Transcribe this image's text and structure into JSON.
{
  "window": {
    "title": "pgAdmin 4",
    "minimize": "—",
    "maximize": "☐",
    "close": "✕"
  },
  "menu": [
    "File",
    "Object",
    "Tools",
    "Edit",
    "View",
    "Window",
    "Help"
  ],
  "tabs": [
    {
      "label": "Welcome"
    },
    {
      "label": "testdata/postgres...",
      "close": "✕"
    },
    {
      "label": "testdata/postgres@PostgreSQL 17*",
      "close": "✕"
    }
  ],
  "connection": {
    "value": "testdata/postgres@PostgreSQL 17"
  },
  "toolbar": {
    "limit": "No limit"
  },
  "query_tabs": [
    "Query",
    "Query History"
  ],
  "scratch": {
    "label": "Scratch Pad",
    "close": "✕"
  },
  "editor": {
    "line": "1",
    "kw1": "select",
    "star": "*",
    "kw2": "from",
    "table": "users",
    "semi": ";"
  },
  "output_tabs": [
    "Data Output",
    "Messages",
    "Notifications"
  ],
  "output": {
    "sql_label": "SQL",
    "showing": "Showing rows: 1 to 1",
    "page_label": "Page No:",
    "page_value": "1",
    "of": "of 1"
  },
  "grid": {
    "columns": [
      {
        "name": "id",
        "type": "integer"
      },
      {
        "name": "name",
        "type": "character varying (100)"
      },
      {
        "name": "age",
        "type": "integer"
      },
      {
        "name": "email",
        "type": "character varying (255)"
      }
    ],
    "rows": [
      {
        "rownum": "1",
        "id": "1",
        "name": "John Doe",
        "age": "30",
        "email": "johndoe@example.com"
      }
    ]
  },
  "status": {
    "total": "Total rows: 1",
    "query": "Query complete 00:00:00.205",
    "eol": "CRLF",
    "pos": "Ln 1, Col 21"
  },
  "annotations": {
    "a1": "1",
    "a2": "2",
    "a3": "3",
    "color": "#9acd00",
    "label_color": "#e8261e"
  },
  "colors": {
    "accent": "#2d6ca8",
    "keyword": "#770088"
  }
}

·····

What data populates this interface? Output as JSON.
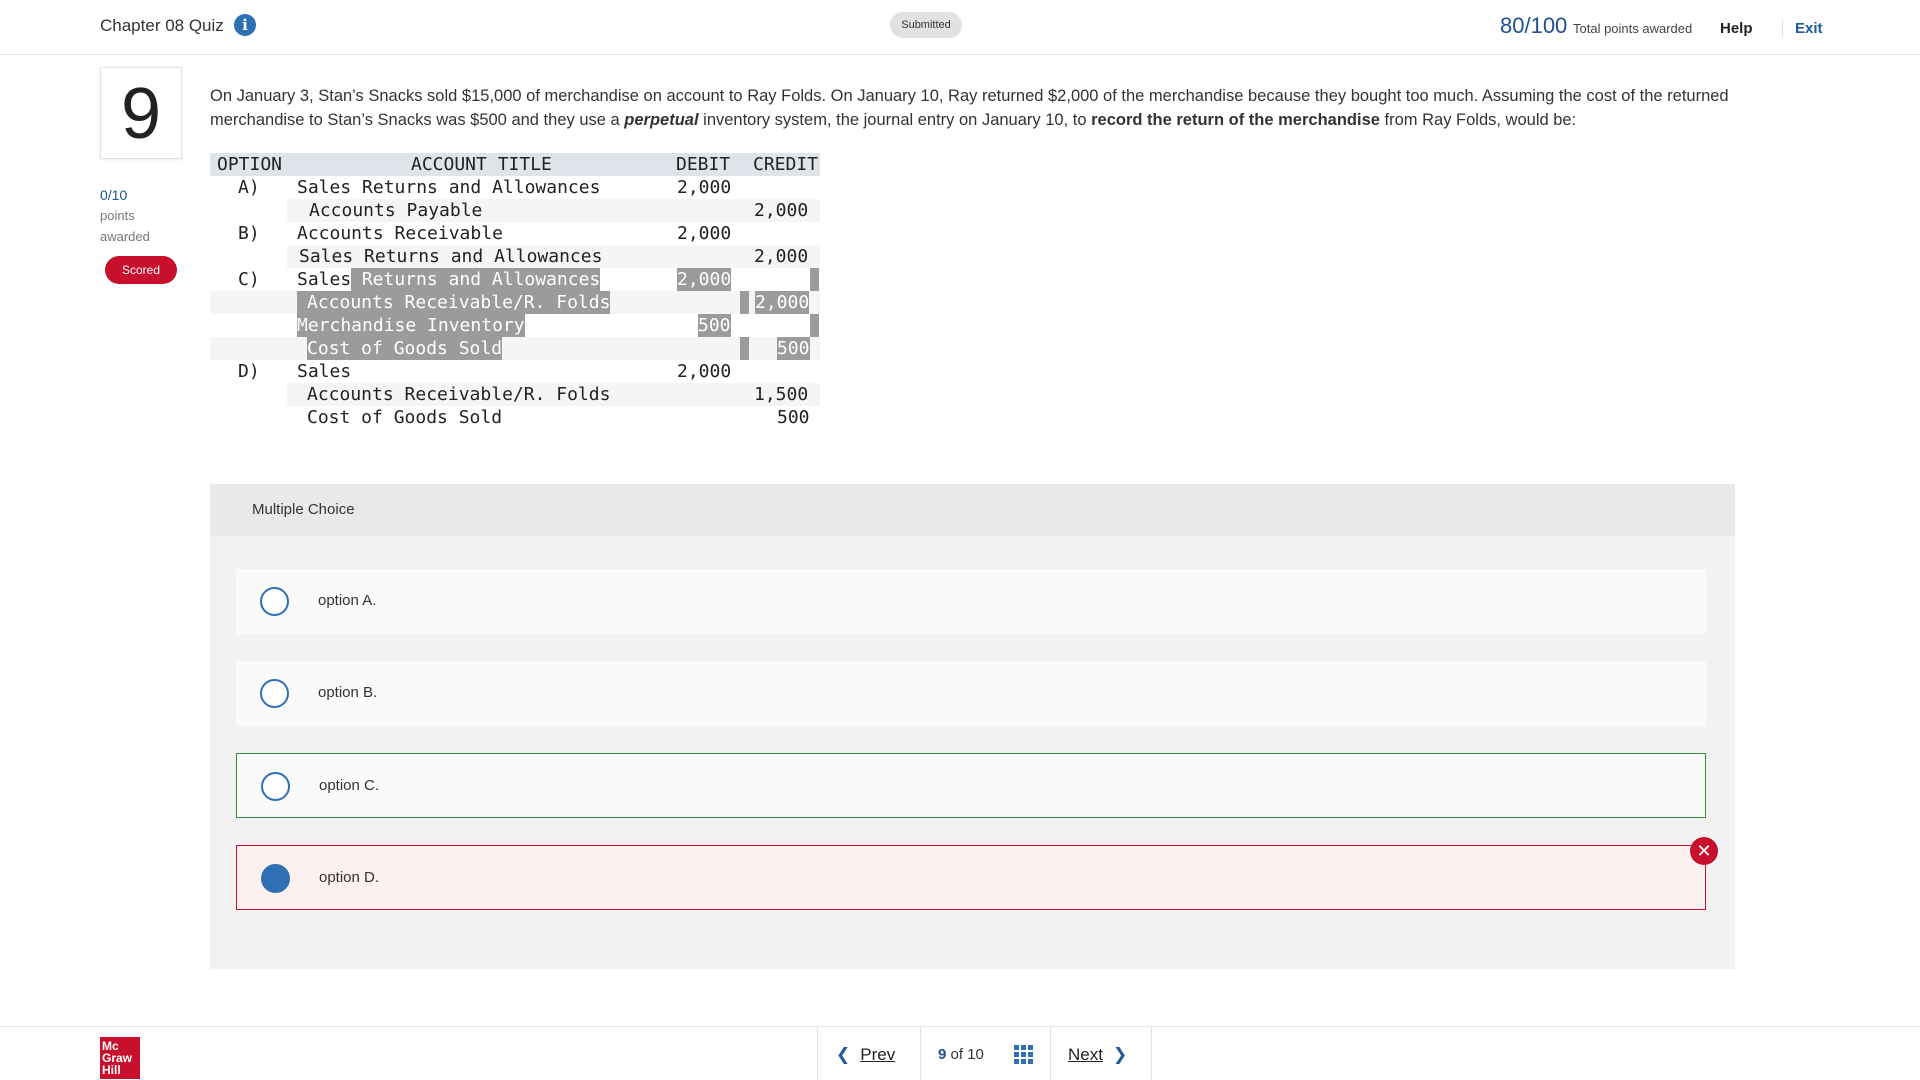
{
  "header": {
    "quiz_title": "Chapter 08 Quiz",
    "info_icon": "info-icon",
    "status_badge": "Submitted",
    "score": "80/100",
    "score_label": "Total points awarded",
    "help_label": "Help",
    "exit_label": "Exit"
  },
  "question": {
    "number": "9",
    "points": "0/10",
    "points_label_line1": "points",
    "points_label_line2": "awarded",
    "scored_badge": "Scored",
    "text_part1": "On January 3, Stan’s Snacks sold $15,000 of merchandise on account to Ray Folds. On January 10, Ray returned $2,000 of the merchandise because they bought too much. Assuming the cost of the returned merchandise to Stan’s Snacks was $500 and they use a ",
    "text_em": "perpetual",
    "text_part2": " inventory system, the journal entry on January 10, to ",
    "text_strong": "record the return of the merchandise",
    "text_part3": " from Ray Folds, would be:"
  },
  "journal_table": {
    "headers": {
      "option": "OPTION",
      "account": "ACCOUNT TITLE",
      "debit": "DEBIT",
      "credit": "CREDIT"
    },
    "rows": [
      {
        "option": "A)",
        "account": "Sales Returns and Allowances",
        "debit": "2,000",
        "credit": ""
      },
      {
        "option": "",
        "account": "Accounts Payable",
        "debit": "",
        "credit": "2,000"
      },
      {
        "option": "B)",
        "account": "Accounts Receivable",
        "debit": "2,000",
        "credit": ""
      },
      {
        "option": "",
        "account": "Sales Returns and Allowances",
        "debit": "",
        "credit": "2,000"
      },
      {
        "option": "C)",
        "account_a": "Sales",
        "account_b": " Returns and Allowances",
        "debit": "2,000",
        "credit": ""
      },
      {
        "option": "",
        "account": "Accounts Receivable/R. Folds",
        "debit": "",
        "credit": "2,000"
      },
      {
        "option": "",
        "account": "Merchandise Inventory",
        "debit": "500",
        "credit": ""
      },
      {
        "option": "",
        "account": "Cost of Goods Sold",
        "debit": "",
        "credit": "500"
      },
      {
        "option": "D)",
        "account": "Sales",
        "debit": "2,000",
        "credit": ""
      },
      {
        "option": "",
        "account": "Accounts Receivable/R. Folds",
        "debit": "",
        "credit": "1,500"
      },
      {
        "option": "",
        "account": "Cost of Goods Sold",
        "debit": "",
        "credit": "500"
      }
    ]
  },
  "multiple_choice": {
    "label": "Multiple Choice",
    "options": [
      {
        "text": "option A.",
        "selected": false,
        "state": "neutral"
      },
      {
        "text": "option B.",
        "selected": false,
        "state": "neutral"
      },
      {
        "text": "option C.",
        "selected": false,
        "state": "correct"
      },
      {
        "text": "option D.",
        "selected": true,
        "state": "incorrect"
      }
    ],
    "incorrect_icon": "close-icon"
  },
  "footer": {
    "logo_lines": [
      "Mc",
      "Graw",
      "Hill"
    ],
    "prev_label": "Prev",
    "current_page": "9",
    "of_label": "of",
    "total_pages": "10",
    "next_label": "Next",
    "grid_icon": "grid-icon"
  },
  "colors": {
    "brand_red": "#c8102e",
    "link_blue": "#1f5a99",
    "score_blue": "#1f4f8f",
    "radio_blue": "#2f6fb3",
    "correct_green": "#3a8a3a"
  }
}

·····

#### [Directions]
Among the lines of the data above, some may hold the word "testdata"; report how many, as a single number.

#### [Your response]
3